■ **Work instructions**
Count the lines in the material below that contain the word "empty" and give the number alone.

■ **Data for this exercise**
***

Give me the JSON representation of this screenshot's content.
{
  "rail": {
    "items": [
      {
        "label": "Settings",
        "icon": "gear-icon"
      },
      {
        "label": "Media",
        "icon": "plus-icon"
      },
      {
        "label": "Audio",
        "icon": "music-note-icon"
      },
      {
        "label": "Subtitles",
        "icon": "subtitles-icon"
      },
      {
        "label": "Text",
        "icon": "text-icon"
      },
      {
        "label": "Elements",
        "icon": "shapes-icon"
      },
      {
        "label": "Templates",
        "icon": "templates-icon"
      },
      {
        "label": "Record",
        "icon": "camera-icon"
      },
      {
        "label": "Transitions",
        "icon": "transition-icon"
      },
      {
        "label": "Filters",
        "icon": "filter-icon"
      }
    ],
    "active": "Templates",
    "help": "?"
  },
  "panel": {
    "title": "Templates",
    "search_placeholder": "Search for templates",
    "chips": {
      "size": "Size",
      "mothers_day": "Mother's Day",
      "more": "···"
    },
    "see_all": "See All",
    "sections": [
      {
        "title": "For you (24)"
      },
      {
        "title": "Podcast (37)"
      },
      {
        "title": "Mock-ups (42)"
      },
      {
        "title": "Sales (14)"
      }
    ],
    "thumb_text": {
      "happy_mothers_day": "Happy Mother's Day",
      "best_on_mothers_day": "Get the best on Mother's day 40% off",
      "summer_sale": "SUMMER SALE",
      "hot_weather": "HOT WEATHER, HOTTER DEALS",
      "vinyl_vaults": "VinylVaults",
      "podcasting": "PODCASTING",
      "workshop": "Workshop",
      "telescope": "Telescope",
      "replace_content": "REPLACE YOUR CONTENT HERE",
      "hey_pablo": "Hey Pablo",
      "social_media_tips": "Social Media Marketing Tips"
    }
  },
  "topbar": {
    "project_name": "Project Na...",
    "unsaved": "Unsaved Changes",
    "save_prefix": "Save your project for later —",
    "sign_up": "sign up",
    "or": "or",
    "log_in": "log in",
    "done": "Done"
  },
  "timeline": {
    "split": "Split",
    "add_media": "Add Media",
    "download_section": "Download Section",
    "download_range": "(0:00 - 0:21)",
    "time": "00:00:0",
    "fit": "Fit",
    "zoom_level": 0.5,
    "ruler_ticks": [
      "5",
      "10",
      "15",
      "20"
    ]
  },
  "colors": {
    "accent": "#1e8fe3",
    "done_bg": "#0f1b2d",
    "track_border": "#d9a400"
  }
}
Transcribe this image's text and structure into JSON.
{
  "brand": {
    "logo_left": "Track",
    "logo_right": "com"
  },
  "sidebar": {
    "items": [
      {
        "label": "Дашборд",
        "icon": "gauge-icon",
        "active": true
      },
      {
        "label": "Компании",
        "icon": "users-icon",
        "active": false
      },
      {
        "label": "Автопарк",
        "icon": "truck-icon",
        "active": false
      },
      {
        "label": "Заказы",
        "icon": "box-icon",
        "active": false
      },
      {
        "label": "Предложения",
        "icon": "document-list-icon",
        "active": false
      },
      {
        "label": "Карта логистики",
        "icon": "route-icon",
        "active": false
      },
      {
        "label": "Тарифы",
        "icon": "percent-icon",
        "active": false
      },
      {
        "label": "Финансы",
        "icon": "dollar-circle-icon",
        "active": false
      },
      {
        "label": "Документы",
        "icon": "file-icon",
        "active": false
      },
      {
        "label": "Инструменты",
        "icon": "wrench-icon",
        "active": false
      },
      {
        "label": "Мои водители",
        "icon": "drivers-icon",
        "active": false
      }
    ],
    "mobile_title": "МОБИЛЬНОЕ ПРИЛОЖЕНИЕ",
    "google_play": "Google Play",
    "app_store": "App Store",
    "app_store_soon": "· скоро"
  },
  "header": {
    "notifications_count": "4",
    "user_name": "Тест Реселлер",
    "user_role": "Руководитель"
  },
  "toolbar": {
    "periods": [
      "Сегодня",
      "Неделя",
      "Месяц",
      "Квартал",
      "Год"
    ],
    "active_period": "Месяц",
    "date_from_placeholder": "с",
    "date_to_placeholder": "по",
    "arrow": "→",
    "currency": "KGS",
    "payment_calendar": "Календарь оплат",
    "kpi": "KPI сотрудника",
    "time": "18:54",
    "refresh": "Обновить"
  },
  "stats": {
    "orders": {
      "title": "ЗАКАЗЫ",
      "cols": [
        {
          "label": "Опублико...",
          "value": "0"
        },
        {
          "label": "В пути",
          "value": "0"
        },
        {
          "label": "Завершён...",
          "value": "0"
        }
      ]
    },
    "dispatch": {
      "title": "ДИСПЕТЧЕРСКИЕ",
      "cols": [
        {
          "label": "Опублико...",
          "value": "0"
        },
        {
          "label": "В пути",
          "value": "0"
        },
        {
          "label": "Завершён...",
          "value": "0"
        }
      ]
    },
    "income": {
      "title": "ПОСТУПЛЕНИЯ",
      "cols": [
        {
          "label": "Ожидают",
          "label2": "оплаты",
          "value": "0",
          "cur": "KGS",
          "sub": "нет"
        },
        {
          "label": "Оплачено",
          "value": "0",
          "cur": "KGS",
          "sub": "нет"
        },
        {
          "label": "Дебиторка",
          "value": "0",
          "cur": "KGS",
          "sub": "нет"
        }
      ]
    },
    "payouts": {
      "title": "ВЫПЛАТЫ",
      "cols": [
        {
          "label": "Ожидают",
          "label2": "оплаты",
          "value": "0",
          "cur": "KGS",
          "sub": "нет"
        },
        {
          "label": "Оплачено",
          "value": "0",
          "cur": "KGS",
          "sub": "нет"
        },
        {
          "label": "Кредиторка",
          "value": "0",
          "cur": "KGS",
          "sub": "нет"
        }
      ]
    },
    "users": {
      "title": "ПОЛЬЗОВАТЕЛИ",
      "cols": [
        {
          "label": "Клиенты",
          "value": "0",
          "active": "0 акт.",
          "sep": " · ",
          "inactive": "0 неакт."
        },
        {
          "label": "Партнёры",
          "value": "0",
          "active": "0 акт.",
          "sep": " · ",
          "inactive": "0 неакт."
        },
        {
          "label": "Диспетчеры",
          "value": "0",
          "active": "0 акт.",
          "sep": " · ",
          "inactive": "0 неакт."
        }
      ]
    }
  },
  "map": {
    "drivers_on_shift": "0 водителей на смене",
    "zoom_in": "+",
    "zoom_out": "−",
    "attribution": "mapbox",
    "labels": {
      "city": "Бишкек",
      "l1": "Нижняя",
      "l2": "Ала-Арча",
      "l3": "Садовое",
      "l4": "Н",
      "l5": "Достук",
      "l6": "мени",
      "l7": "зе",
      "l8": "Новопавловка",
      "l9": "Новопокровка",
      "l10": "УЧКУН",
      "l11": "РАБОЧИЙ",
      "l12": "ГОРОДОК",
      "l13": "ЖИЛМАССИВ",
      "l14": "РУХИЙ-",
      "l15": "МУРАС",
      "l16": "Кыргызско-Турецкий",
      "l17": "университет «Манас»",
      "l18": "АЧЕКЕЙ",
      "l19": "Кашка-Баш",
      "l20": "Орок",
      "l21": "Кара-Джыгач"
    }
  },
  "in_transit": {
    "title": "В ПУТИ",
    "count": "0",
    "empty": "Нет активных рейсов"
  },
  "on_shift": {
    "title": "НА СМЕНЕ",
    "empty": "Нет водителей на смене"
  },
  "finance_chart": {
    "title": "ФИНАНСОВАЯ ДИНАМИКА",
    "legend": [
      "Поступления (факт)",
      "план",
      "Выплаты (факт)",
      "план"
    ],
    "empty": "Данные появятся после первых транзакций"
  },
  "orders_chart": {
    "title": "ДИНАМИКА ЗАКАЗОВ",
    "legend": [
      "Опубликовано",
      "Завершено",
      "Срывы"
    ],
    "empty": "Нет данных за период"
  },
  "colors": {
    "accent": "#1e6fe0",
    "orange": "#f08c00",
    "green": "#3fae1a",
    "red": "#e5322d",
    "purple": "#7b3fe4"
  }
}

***

■ **Result of this task**
4